Will The Next Startup Unicorn Come from Latin America?

While most startups are chasing unicorn status, some are closer to attaining it than others. The majority of unicorns are located in the United States, more specifically in Silicon Valley. But that is starting to change, albeit slowly. While unicorns are starting to pop up outside the San Francisco area, they are also starting to pop up much further south.

Latin American startups have started to catch the attention of unicorn chasers as their companies get closer and closer to that $1 billion valuation mark.

The current Latin American unicorns include: MercadoLibre, B2W, OLX, TOTVS, Despegar, and Globant.
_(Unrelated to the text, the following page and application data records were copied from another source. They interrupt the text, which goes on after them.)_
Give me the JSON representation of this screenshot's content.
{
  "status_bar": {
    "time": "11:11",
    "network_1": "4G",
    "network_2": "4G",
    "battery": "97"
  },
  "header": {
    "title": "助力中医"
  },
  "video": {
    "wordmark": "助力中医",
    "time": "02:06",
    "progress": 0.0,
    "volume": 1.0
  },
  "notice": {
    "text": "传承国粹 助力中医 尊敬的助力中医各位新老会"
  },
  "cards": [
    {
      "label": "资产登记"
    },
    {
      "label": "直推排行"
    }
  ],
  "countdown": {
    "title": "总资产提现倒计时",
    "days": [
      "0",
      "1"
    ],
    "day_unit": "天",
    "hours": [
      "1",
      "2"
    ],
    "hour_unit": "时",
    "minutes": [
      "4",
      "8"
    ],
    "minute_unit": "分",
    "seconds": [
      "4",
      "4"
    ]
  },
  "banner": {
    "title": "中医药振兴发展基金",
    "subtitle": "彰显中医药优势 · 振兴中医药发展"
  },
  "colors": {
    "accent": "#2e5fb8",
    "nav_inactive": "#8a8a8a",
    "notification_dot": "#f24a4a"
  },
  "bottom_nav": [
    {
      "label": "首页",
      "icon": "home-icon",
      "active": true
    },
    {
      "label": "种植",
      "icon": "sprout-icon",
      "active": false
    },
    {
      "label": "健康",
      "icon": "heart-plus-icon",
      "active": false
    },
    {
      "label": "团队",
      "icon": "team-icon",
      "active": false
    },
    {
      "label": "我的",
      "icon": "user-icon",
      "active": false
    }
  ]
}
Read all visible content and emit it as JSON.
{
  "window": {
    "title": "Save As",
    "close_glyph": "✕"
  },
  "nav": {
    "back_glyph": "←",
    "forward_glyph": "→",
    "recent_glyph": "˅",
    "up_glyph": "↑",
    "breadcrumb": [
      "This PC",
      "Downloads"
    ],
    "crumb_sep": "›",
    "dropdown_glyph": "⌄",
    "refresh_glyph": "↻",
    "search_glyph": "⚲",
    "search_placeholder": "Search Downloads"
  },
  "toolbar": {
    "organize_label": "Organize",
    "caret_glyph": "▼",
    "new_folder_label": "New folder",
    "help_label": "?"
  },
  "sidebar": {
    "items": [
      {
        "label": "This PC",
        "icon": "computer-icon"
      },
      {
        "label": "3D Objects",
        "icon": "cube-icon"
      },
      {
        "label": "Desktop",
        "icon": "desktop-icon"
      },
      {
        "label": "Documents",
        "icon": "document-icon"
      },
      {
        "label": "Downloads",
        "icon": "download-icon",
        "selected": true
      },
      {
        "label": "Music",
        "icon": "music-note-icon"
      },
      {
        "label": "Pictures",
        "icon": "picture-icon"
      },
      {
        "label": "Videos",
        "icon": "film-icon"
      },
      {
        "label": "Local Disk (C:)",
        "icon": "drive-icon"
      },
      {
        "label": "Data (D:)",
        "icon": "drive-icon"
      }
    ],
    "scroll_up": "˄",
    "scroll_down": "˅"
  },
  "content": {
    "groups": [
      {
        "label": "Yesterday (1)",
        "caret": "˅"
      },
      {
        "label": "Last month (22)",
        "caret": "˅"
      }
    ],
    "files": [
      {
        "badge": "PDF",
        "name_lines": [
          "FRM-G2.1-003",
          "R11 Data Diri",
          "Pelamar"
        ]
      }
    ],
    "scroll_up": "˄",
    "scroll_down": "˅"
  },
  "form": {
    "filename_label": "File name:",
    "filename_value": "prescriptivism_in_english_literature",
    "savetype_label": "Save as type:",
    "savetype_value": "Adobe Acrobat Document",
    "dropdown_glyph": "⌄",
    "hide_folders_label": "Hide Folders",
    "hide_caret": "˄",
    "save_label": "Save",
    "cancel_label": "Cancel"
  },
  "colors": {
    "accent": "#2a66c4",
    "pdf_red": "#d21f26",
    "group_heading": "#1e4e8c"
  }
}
There are many other companies that are rounding that billion dollar mark, and VCs are starting to take note.

So why should Latin America garner more attention than companies coming out of Europe or Asia? The growth factor and the innovation levels are what make this region an attraction to VCs and the technology community as a whole.

Latin America is Growing

Latin America as a whole has been growing quickly and consistently year after year and the region’s GDP is expected to reach $15.14 trillion by 2025, making it one of the most important global markets in the world. Companies in Latin America are jumping on this momentous growth and building innovative and unique companies that disrupt the global market.

Latin American countries have opened up to partnerships with China, increasing trade relations between the two regions. And while the end result of this partnership has yet to be determined, it has brought more money into Latin America, as well as global recognition.

Mini Silicon Valleys have also popped up across Latin America - from Santiago to Bogota to Mexico City - and global startup founders are moving to these regions where talent remains high and cost of living remains low.

Innovation in Latin America

Innovation and market savviness is matching this economic growth. Many Latin American companies have been able to “find the gap” in the oversaturated startup market. The Venezuelan founders of Open English realized a gap in the language learning market: learners either had to learn in person with a native speaker who lived in their country or pay a lot to learn online. The team was able to undercut the market by offering cheaper English classes taught by native teachers, and the ability to take classes whenever the learner wants.

The team very smartly focused on opening headquarters in Miami, though they hold a presence in Silicon Valley. This move led Open English to capture talent and market space by realizing Miami is the natural bridge between the US and Latin American markets. The company’s smart decisions and continual innovation will make it a key player in the run for unicorn status, as they’re currently valued at roughly $350 million.

Copycatting Done Right

Many claim that Latin American startups simply copy what works in the United States and apply it to Latin American countries. This, to some extent is true, but there are many companies doing it right. Take Brazil’s Dafiti, valued at roughly $887 million.

Dafiti has been dubbed, “the Latin American Zappos”, but that’s not totally what made this company a success. Dafiti launched right as Internet access in Brazil became more widespread and when the e-commerce craze began in the region. Not only did Dafiti capture the market, who was ready for an online shopping experience, but they also offered a great user experience.

Dafiti offers free returns and exchanges - something that is definitely not the norm in any online or offline stores in Latin America. The company has incredibly happy customers, which translates to returning customers and an increase in sales. Dafiti has been able to use a known business model (Zappos) but tailor it to fit the Latin American market, making it quite a success in the region.

In the next decade, not only are we going to see more unicorns coming from Latin America, but we’re going to see many startups utilizing Miami as the bridge between the US and Latin American market. The innovation in the region is finally getting global recognition, which means more VCs will invest in startups in Latin America. This is a region to watch as the startup boom continues on.